Could you find each line of the data below that contains the word "list" and copy those lines?

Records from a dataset
= Beginning of Section =

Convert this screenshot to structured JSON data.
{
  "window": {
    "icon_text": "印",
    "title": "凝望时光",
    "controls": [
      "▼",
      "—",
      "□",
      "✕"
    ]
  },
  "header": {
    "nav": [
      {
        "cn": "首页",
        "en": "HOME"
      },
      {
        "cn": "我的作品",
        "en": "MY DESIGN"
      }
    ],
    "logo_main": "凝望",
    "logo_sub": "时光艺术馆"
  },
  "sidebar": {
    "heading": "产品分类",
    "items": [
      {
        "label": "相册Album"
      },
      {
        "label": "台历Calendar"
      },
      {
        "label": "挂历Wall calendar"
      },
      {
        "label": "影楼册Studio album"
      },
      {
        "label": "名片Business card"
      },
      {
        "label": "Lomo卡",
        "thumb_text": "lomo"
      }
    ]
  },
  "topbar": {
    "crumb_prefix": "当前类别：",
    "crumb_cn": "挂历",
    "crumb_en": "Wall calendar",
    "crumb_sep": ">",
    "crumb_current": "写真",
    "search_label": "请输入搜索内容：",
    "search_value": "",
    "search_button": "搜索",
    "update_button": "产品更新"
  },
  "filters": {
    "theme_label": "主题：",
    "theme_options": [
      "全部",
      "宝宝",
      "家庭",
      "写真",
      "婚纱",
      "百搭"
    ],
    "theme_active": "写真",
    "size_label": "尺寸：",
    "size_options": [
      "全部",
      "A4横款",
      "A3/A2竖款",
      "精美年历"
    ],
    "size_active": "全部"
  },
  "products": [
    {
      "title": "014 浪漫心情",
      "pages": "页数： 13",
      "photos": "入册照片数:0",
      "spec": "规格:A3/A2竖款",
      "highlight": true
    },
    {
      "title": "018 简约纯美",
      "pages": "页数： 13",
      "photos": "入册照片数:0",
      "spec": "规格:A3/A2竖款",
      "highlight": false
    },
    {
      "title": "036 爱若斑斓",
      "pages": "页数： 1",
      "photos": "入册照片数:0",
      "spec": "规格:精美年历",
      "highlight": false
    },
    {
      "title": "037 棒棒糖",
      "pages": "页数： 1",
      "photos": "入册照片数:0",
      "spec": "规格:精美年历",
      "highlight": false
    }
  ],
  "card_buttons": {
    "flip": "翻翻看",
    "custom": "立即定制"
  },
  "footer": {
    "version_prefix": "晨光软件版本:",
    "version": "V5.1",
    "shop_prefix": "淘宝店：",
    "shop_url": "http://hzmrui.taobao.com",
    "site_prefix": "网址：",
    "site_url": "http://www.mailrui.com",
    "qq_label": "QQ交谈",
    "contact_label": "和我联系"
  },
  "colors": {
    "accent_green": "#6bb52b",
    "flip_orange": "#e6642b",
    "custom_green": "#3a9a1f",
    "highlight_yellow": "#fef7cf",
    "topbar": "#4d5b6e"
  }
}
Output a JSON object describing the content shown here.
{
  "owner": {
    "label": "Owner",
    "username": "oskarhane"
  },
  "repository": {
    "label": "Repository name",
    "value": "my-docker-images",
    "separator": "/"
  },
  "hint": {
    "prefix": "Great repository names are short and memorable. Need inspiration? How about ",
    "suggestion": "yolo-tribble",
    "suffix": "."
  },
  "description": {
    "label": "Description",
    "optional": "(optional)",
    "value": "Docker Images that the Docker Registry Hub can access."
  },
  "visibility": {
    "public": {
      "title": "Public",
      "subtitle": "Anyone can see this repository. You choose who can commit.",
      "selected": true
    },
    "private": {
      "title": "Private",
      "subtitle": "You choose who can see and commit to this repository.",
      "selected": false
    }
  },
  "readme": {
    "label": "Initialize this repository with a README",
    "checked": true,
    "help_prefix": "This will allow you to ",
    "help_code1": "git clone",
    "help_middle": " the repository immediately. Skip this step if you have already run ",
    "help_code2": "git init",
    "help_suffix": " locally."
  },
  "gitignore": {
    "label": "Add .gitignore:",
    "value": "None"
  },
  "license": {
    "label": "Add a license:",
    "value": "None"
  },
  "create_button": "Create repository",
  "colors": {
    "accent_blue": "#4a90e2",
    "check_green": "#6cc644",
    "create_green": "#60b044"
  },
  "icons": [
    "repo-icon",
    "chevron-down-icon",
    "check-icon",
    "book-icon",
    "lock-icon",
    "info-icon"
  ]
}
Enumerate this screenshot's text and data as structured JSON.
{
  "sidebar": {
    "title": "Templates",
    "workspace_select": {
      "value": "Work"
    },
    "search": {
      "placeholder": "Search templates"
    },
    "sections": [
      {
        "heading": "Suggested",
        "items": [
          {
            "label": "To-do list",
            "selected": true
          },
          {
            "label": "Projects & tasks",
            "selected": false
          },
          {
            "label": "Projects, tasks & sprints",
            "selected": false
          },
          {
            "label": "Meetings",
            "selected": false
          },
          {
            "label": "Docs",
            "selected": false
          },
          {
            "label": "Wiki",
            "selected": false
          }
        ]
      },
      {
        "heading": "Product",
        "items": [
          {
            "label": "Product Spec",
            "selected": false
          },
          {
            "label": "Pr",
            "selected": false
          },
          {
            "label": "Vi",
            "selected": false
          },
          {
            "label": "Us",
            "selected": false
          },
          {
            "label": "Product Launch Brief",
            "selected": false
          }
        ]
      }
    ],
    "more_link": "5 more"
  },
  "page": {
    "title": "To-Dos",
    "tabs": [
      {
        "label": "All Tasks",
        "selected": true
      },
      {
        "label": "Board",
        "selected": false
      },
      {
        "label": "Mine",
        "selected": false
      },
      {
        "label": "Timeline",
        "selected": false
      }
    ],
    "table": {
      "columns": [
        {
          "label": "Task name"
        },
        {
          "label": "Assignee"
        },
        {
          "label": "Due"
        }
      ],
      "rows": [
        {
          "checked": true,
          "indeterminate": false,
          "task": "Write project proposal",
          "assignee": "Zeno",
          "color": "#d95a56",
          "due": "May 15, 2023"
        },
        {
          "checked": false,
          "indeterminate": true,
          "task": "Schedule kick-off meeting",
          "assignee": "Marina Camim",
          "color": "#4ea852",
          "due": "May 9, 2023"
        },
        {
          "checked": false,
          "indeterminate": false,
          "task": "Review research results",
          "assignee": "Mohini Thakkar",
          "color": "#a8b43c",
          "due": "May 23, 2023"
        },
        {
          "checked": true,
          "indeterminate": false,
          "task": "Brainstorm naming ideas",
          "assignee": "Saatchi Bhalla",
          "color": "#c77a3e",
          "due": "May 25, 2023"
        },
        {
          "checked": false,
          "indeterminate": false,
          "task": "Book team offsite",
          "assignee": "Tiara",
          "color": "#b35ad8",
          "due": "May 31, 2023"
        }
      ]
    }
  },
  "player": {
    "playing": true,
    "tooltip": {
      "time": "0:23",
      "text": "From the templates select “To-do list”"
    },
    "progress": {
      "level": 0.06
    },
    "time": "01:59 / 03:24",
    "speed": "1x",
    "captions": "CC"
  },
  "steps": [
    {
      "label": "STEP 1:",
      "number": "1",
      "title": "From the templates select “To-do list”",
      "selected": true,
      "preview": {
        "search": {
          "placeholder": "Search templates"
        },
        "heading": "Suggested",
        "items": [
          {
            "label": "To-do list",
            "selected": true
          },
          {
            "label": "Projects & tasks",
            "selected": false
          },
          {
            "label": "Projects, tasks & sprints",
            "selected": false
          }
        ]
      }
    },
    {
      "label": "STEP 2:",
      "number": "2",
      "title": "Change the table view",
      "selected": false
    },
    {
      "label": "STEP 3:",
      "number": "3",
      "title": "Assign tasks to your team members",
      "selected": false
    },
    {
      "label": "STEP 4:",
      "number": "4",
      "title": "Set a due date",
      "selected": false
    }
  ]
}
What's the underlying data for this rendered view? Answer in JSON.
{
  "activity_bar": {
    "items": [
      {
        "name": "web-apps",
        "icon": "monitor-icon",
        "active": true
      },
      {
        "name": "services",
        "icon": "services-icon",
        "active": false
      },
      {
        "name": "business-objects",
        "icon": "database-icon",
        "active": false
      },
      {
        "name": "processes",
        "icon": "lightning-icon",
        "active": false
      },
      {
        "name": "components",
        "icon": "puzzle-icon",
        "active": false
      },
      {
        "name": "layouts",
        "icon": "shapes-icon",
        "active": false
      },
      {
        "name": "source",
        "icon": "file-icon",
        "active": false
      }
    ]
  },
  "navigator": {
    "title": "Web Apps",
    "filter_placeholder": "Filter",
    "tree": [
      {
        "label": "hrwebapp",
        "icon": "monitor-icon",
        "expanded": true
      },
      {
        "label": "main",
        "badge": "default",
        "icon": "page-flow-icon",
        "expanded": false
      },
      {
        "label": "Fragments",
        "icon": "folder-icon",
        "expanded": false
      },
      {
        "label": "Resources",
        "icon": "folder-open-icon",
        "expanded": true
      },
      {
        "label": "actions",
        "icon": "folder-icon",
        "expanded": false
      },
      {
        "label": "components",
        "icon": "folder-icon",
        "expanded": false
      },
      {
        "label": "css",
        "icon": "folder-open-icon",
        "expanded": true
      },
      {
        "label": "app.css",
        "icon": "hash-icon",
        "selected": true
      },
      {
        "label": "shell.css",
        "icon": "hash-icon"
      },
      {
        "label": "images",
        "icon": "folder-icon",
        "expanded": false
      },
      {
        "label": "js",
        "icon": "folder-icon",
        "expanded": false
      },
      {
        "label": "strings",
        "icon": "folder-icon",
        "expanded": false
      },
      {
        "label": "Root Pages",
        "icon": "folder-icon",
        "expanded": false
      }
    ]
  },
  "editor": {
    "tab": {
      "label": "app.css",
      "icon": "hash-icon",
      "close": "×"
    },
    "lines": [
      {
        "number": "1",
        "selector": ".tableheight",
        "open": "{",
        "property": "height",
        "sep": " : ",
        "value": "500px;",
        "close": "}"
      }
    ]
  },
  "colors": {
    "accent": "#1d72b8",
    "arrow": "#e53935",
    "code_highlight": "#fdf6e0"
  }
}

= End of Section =

> **Solution to the problem**:
            "label": "To-do list",
      "text": "From the templates select “To-do list”"
      "title": "From the templates select “To-do list”",
            "label": "To-do list",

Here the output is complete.